Goran Kovacevic probably has the best sense of humour in the local biking community. An afternoon with Goran is guaranteed to involve a great deal of laughter. He should probably have his own TV show. Goran is a Serbian who has resided in Botswana for the most part since 1992. He runs his own business-based in Phakalane called Heavy Works which specialises in mechanical work, restoration, panel beating and spray painting of cars as well as repairing and restoring motorcycles. Currently Goran is repairing a Harley Davidson Road King for a client. The Road King was involved in an accident. Goran prefers not to accept too many bikes to work on at a given time. This is because he is a perfectionist. For example, he has been working on the aforementioned Road King for over a year. A good example of Goran’s workmanship is a café racer on display at his workshop, which is for sale. It is based on a 1984 Suzuki GS850. Goran has made myriad modifications to the GS850. He has modified the rear frame to fit the café racer seat; he has dropped the front suspension; he has made modifications to the steering damper; he has fitted Showa rear shocks and classic racer handle bars; he has fitted modified headlights with integrated LED indicator lights; he has painted the tank in custom black with chequered flag strips. The frame of the GS850 is painted in classic Yellow Mellow. It has a Classic Cowley 4-in-1 exhaust and K&N air filters. The brake and gear controls have been moved back for the racer look. It also has aftermarket levers.Goran’s love of motorcycles traces its roots all the way back to his youth. At that time the then Yugoslavian motorcycle scene was dominated by Eastern European brands. There was a local brand called Tomos. There were also other brands from Czechoslovaki and Russia. These bikes had very small engine displacements.To give an example of how small the engines were on the Tomos, Goran fondly reminisces about the time his uncle bought a 90cc Tomos. “That was the top of the range,” he laughs. When Goran eventually got his own 90cc Tomos, he was upgrading from what he was used to. “Obviously with a bigger and better bike, you collect better chics,” Goran humorously states with his infectious laugh.

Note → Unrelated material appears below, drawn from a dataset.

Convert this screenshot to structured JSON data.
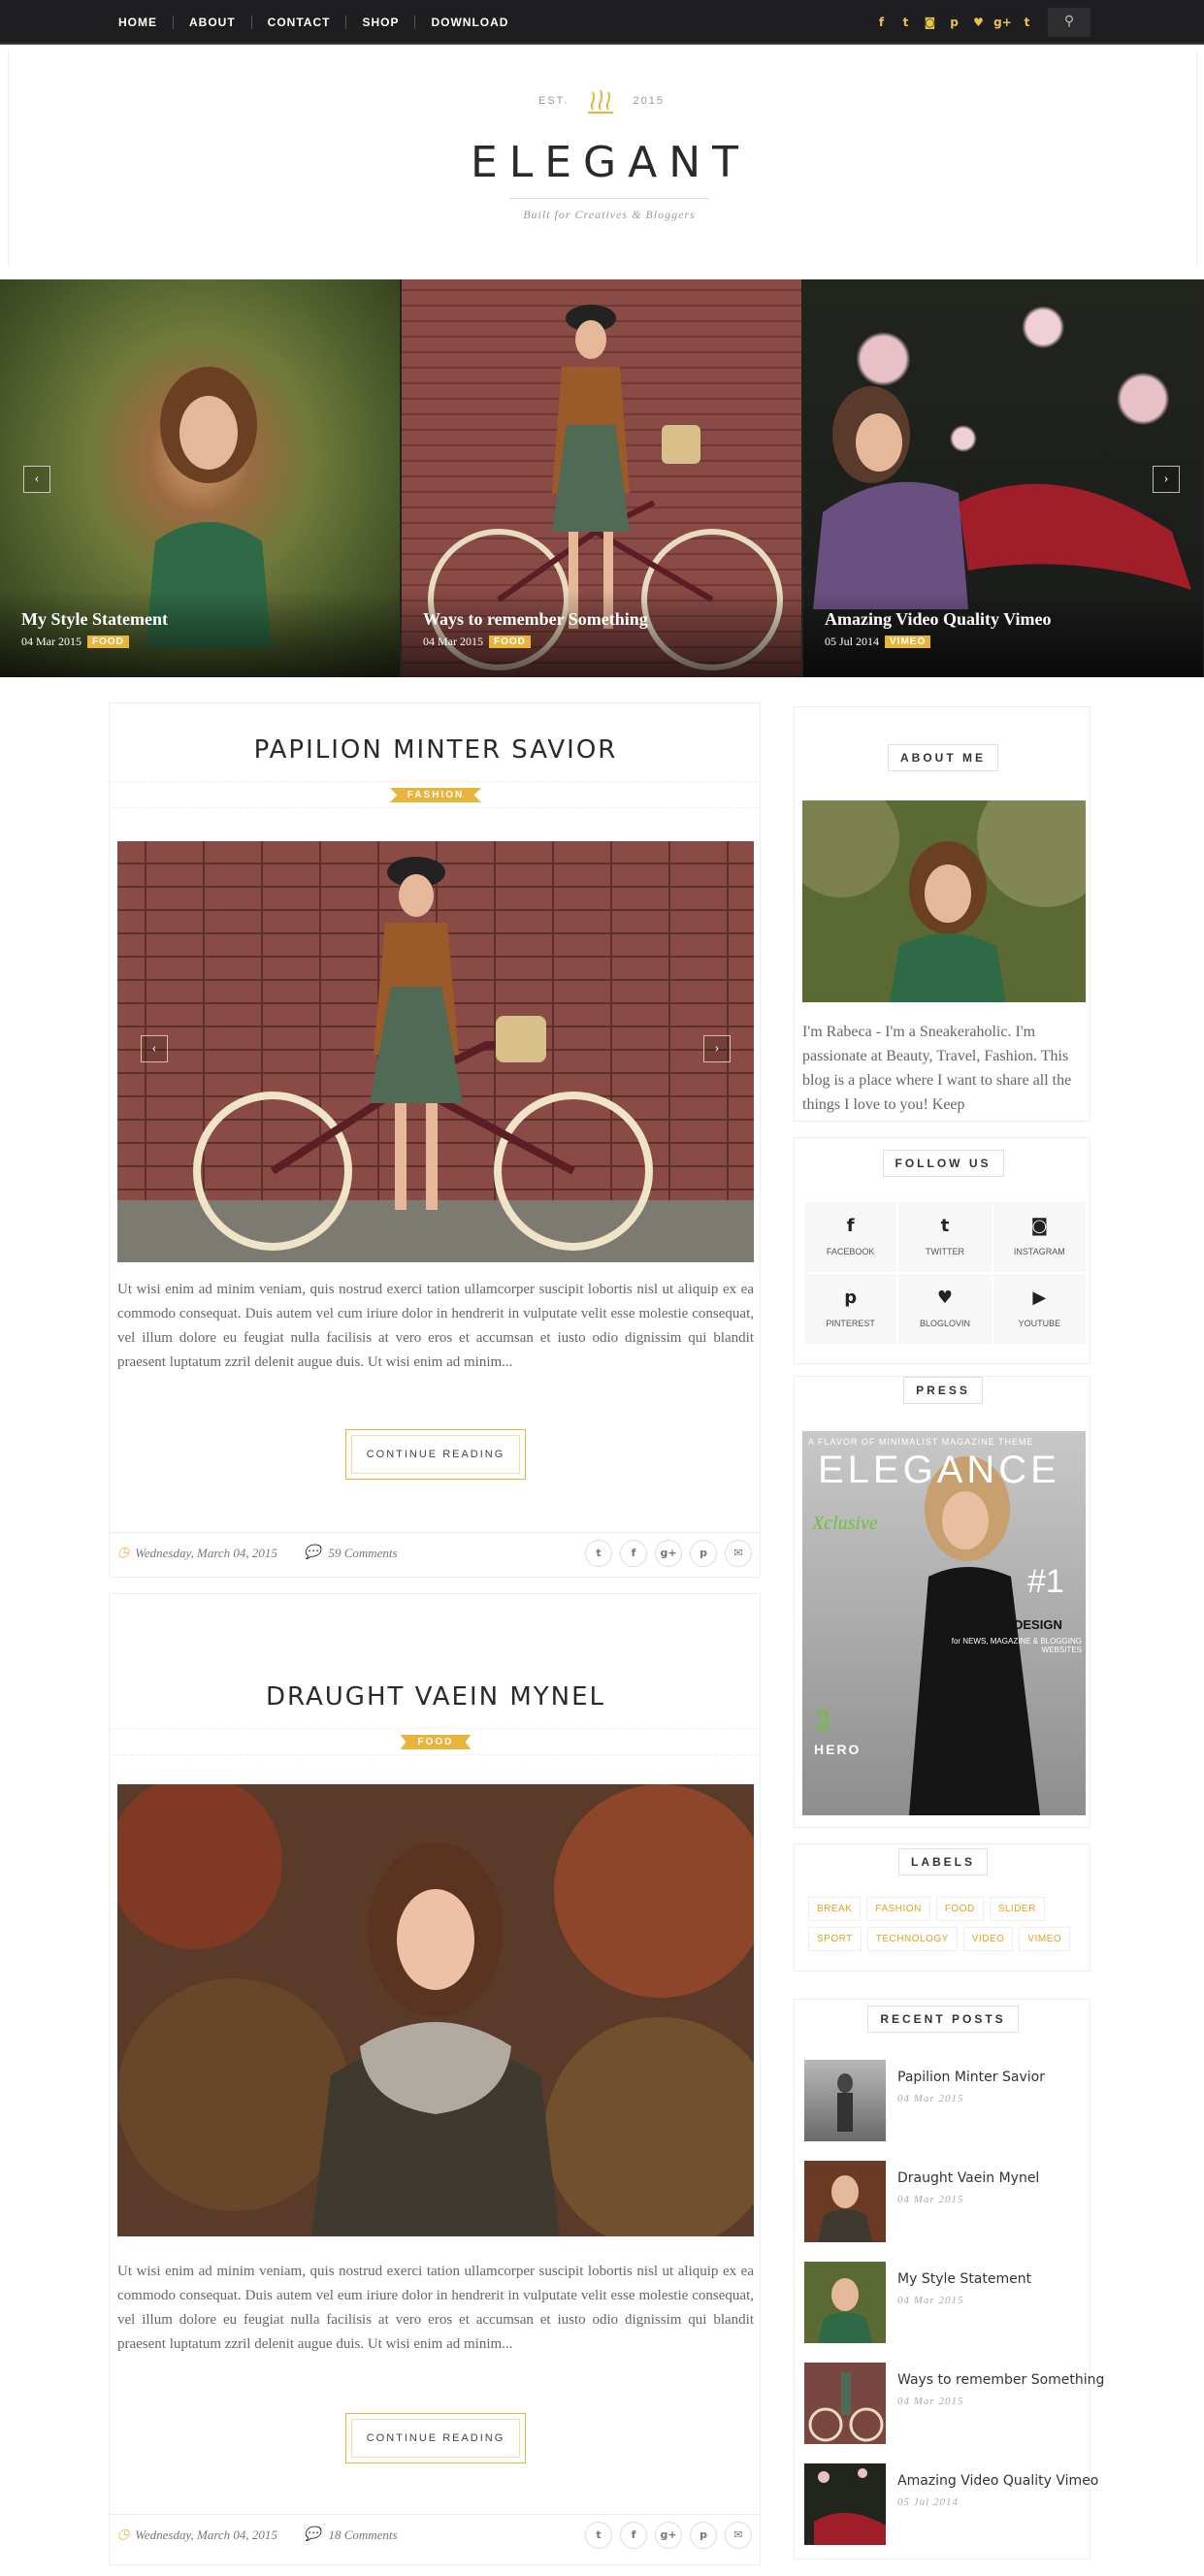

In those days, Goran and his friends would modify their bikes to improve performance. They were never satisfied with such low top speeds as 100 kilometres per hour. They tinkered with things such as ports and pistons.Goran recalls that the first time that he saw a Japanese bike was when his neighbor bought a Kawasaki Z900. He had never seen anything like it before. Thus began his love affair with Japanese motorcycles. He says that this was around 1983.When Japanese bikes first appeared in Yugoslavia, the contrast with the Eastern European brands was striking. The Eastern European motorcycles paled in comparison to the speed, handling and aesthetics of the Japanese motorcycles. When Goran saw his neighbour’s Z900 he told himself that his next bike would be Japanese. Needless to say, it wasn’t; his next bike turned out to be the aforementioned Tomos.Goran finally got to own his first Japanese bike when he came to Botswana. It was a Suzuki 450cc ex police bike. Describing how this felt, Goran says that it was like “a jump from a 90cc Tomos to a space ship”. Being so good with his hands, Goran eventually bought a Suzuki Hayabusa from a scrap yard and rebuilt it himself with help from a friend. He later bought a Suzuki Intruder which he also rebuilt. At that point he was an employee for other people, so he used to work on these bikes every day after work. Goran has been rebuilding Japanese bikes ever since.